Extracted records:
>>>>
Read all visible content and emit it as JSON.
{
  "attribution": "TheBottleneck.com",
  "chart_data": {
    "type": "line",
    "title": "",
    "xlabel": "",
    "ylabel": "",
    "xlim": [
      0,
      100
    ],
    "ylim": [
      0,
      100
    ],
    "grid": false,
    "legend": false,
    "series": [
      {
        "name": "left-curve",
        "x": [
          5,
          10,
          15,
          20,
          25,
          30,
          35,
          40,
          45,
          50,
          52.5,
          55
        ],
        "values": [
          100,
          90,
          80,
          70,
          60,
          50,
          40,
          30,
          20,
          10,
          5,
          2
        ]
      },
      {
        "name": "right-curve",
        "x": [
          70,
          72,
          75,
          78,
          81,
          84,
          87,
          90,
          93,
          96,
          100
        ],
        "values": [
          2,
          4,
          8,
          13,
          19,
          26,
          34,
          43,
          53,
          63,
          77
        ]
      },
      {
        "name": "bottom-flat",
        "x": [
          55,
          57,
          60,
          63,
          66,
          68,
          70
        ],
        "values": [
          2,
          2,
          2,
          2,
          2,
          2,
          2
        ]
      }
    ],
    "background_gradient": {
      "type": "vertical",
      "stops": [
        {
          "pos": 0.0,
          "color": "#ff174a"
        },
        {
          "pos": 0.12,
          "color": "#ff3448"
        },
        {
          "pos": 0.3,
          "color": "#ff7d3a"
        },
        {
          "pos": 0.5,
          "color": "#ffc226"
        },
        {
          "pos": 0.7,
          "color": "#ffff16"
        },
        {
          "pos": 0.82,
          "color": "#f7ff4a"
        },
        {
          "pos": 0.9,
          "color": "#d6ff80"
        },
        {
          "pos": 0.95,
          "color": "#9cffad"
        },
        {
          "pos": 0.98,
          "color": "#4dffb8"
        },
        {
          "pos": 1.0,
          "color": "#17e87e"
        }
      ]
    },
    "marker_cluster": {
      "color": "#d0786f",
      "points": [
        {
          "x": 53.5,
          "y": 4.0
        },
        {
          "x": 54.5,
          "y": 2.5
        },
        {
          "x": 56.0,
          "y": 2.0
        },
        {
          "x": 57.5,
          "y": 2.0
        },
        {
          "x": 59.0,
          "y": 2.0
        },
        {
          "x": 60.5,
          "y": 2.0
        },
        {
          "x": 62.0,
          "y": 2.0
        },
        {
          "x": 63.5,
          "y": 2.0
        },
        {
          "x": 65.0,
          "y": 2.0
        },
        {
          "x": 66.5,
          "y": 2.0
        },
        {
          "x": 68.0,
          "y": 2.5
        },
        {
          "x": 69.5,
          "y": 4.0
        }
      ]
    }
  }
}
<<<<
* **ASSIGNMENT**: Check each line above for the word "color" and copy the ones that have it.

* **RESPONSE AREA**:
          "color": "#ff174a"
          "color": "#ff3448"
          "color": "#ff7d3a"
          "color": "#ffc226"
          "color": "#ffff16"
          "color": "#f7ff4a"
          "color": "#d6ff80"
          "color": "#9cffad"
          "color": "#4dffb8"
          "color": "#17e87e"
      "color": "#d0786f",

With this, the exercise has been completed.